=== Task ===
The answer must be an exact copy of the lines from the one containing "Give me the" through the end of the records, with the pictures left out.

*** Provided data

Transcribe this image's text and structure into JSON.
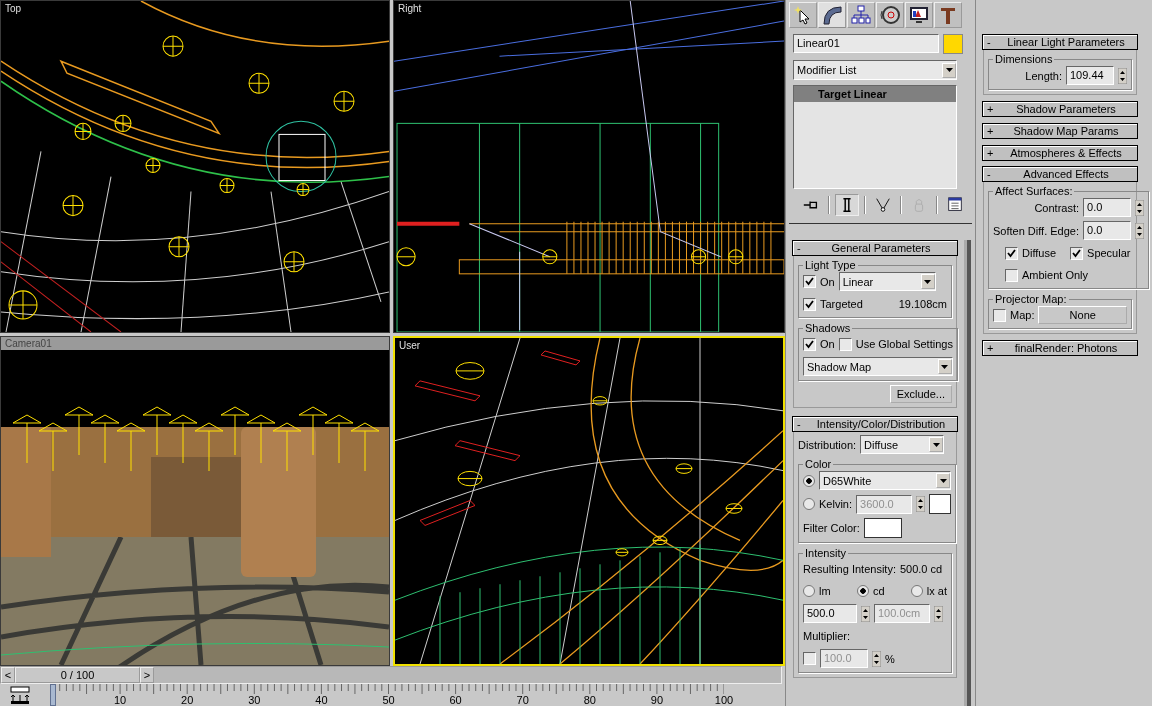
{
  "viewports": [
    {
      "label": "Top",
      "kind": "top",
      "selected": false
    },
    {
      "label": "Right",
      "kind": "side",
      "selected": false
    },
    {
      "label": "Camera01",
      "kind": "camera",
      "selected": false
    },
    {
      "label": "User",
      "kind": "user",
      "selected": true
    }
  ],
  "time_slider": {
    "prev": "<",
    "position": "0 / 100",
    "next": ">"
  },
  "track_bar": {
    "labels": [
      "10",
      "20",
      "30",
      "40",
      "50",
      "60",
      "70",
      "80",
      "90",
      "100"
    ]
  },
  "command_panel": {
    "tabs": [
      {
        "selected": false
      },
      {
        "selected": true
      },
      {
        "selected": false
      },
      {
        "selected": false
      },
      {
        "selected": false
      },
      {
        "selected": false
      }
    ],
    "object_name": "Linear01",
    "modifier_list": "Modifier List",
    "stack": [
      {
        "label": "Target Linear",
        "selected": true
      }
    ],
    "stack_tools": [
      {
        "on": false,
        "disabled": false
      },
      {
        "on": true,
        "disabled": false
      },
      {
        "on": false,
        "disabled": false
      },
      {
        "on": false,
        "disabled": true
      },
      {
        "on": false,
        "disabled": false
      }
    ]
  },
  "general_parameters": {
    "sign": "-",
    "title": "General Parameters",
    "light_type": {
      "caption": "Light Type",
      "on": {
        "label": "On",
        "checked": true
      },
      "type": "Linear",
      "targeted": {
        "label": "Targeted",
        "checked": true
      },
      "distance": "19.108cm"
    },
    "shadows": {
      "caption": "Shadows",
      "on": {
        "label": "On",
        "checked": true
      },
      "use_global": {
        "label": "Use Global Settings",
        "checked": false
      },
      "type": "Shadow Map",
      "exclude": "Exclude..."
    }
  },
  "intensity_color_distribution": {
    "sign": "-",
    "title": "Intensity/Color/Distribution",
    "distribution_label": "Distribution:",
    "distribution": "Diffuse",
    "color": {
      "caption": "Color",
      "preset": {
        "selected": true,
        "value": "D65White"
      },
      "kelvin": {
        "selected": false,
        "label": "Kelvin:",
        "value": "3600.0",
        "disabled": true
      },
      "filter_label": "Filter Color:"
    },
    "intensity": {
      "caption": "Intensity",
      "resulting_label": "Resulting Intensity:",
      "resulting": "500.0 cd",
      "units": [
        {
          "label": "lm",
          "selected": false
        },
        {
          "label": "cd",
          "selected": true
        },
        {
          "label": "lx at",
          "selected": false
        }
      ],
      "value": "500.0",
      "distance": {
        "value": "100.0cm",
        "disabled": true
      },
      "multiplier_label": "Multiplier:",
      "multiplier": {
        "checked": false,
        "value": "100.0",
        "disabled": true,
        "unit": "%"
      }
    }
  },
  "linear_light_parameters": {
    "sign": "-",
    "title": "Linear Light Parameters",
    "caption": "Dimensions",
    "length_label": "Length:",
    "length": "109.44"
  },
  "collapsed_rollouts": [
    {
      "sign": "+",
      "title": "Shadow Parameters"
    },
    {
      "sign": "+",
      "title": "Shadow Map Params"
    },
    {
      "sign": "+",
      "title": "Atmospheres & Effects"
    }
  ],
  "advanced_effects": {
    "sign": "-",
    "title": "Advanced Effects",
    "caption": "Affect Surfaces:",
    "contrast_label": "Contrast:",
    "contrast": "0.0",
    "soften_label": "Soften Diff. Edge:",
    "soften": "0.0",
    "diffuse": {
      "label": "Diffuse",
      "checked": true
    },
    "specular": {
      "label": "Specular",
      "checked": true
    },
    "ambient_only": {
      "label": "Ambient Only",
      "checked": false
    },
    "projector": {
      "caption": "Projector Map:",
      "map": {
        "label": "Map:",
        "checked": false
      },
      "button": "None"
    }
  },
  "final_render": {
    "sign": "+",
    "title": "finalRender: Photons"
  }
}
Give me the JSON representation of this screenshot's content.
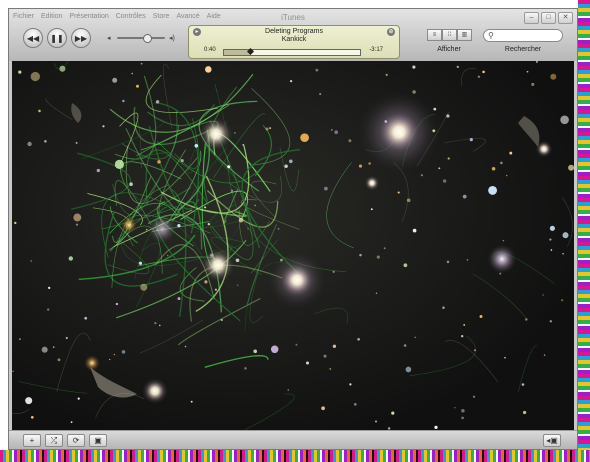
{
  "window": {
    "title": "iTunes"
  },
  "menu": {
    "items": [
      "Fichier",
      "Edition",
      "Présentation",
      "Contrôles",
      "Store",
      "Avancé",
      "Aide"
    ]
  },
  "player": {
    "song_title": "Deleting Programs",
    "artist": "Kankick",
    "elapsed": "0:40",
    "remaining": "-3:17",
    "progress_fraction": 0.2,
    "volume_fraction": 0.62
  },
  "toolbar": {
    "view_label": "Afficher",
    "search_label": "Rechercher",
    "search_placeholder": ""
  },
  "icons": {
    "previous": "previous-track-icon",
    "play_pause": "pause-icon",
    "next": "next-track-icon",
    "add": "add-playlist-icon",
    "shuffle": "shuffle-icon",
    "repeat": "repeat-icon",
    "artwork": "show-artwork-icon",
    "visualizer": "visualizer-toggle-icon"
  },
  "colors": {
    "lcd": "#e6e8c4",
    "visualizer_bg": "#151515",
    "chrome": "#c9c9c9"
  }
}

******

=== Your solution ===
Give me the JSON representation of this screenshot's content.
{
  "window": {
    "title": "iTunes"
  },
  "menu": {
    "items": [
      "Fichier",
      "Edition",
      "Présentation",
      "Contrôles",
      "Store",
      "Avancé",
      "Aide"
    ]
  },
  "player": {
    "song_title": "Deleting Programs",
    "artist": "Kankick",
    "elapsed": "0:40",
    "remaining": "-3:17",
    "progress_fraction": 0.2,
    "volume_fraction": 0.62
  },
  "toolbar": {
    "view_label": "Afficher",
    "search_label": "Rechercher",
    "search_placeholder": ""
  },
  "icons": {
    "previous": "previous-track-icon",
    "play_pause": "pause-icon",
    "next": "next-track-icon",
    "add": "add-playlist-icon",
    "shuffle": "shuffle-icon",
    "repeat": "repeat-icon",
    "artwork": "show-artwork-icon",
    "visualizer": "visualizer-toggle-icon"
  },
  "colors": {
    "lcd": "#e6e8c4",
    "visualizer_bg": "#151515",
    "chrome": "#c9c9c9"
  }
}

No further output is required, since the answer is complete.